As a child I enjoyed going to the movies to watch Roy and Gabby or Gene and Smiley, after turning the outlaws over to the sheriff, riding off into the desert, dotted with all those tall cacti with arms named Saguaros. Many of these old westerns movies and TV series were filmed in Monument Valley Utah. Not intending to deflate anyone’s childhood memories of these now classic Hollywood productions and at the risk of being called a “Meanie”, the only location where the Saguaro cacti actually grow are in the Sonoran Desert in Mexico and Arizona at elevations generally lower than four thousand feet. I guess it’s the magic of cinematography that placed them in Monument Valley or other locations.
Saguaros are very slow growing, between 1 and 1.5 inches during the first eight years of life. As the Saguaro begins to age the growth rates will vary depending upon climate, precipitation and location. In the Saguaro National Park, near Tucson, AZ The branches or arms begin to appear when the Saguaro reaches 50 to 70 years of age. In lower elevations it may take as long as 100 years before the arms appear. The arms generally bend upward and can number over 25. The Saguaro is the largest cactus in the world.
When a Saguaro reaches 35 years of age, it begins to sprout a cluster of creamy flowers which open at night and close the next evening. It is during this time that pollination by bats, birds and insects occur. Late April through early June is when the tops of the Saguaro’s maim trunk and arms produce the flowers.
Saguaros roots grow out from the plant in a radial fashion several inches underground to capture water during the rainy season and store it in the ribs of the plant which expand as more water is captured.
An adult Saguaro is considered to be about 125 years of age. Because of the water it stores a Saguaro may weigh as much as 6 tons. The Saguaro is believed to have a life span of 150 to 175 years.
The Saguaro cacti provide building material for humans, nesting habitat for birds and fruit for both humans and wildlife.
I was fortunate to be able to photograph the Saguaros in the Saguaro National Park, The Arizona Desert Museum and Sabino Canyon State Park during the time period when they were in bloom.
Have you ever given much thought to just how valuable and beneficial our wetlands are to people, fish, and wildlife? While photographing some of the inhabitants of a coastal wetland, my interest in wetlands was tweaked. Without going into to an extensive marine biologist or an environmentalist dialogue about our wetlands, I will take some liberty to share some interesting facts and information about wetlands. Hopefully you will have a greater appreciation of these wetland residents through my photographs, yes, even the alligator.
Our wetlands serve several functions or services. Some of these services, or functions, include protecting and improving water quality, providing habitats for fish and wildlife, storing floodwaters and maintaining surface water flow during dry periods. Wetlands are the most productive ecosystems in the world comparable to rain forest and coral reefs. Wetlands are sometimes referred to as “biological supermarkets”.

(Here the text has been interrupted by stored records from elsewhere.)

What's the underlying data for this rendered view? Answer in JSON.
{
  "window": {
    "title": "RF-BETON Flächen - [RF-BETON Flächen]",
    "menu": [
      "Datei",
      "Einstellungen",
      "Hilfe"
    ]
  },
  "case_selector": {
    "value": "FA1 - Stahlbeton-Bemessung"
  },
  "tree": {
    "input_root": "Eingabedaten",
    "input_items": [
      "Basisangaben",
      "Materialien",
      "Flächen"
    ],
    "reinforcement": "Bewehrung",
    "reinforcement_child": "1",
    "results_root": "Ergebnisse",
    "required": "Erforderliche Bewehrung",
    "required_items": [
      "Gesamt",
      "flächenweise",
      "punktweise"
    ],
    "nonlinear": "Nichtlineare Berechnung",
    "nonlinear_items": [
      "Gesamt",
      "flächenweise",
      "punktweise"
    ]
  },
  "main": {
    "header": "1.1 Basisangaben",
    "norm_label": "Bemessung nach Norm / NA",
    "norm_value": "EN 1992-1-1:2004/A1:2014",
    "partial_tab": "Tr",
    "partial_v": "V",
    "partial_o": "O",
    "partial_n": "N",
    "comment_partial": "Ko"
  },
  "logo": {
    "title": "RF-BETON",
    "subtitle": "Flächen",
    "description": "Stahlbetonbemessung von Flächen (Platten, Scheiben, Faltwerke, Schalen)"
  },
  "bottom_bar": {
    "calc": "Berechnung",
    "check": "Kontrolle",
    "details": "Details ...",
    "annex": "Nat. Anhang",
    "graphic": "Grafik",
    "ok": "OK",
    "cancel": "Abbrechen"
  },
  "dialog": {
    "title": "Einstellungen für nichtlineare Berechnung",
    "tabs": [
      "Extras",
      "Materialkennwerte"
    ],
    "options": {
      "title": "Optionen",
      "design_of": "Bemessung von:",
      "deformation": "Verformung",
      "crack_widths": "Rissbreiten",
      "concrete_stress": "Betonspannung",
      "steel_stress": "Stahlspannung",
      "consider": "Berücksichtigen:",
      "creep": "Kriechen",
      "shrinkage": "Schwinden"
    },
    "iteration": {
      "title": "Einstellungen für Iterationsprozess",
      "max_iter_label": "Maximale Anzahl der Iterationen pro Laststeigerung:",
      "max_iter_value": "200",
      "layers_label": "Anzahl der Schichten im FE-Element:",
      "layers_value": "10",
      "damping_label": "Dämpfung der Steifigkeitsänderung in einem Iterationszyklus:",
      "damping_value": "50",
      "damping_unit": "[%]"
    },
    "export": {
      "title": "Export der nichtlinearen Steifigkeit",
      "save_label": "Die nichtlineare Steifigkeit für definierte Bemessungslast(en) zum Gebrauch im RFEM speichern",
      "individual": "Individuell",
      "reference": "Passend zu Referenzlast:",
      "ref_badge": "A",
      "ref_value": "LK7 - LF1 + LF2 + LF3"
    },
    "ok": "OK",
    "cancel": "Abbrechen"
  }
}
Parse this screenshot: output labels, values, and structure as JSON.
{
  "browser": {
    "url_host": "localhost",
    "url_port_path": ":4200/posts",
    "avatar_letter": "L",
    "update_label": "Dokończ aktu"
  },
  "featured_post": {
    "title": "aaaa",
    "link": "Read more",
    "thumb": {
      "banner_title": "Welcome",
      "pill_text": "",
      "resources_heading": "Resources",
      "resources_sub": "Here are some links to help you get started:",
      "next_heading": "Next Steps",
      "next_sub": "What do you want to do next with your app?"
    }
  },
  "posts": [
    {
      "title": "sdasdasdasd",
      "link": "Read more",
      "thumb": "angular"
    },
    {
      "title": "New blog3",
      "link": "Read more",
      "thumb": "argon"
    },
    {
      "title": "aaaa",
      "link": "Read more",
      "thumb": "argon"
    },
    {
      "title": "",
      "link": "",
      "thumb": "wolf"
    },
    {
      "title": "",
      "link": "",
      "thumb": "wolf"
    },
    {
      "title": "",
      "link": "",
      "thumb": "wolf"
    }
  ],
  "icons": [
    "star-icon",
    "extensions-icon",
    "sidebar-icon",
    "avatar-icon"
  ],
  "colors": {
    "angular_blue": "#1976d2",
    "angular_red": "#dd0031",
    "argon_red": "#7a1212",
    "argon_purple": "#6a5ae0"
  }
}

Coastal wetlands cover roughly 40 million acres and make up about 38 percent of the total wetland acreage. The value of services coastal wetland habitat provides is in the billions of dollars. These coastal wetlands are the source of habitat for many federally threatened and endangered species, such as the Whooping Crane.
All the photographs in this “Walk Through the Wetlands” blog were taken along the Texas Coast.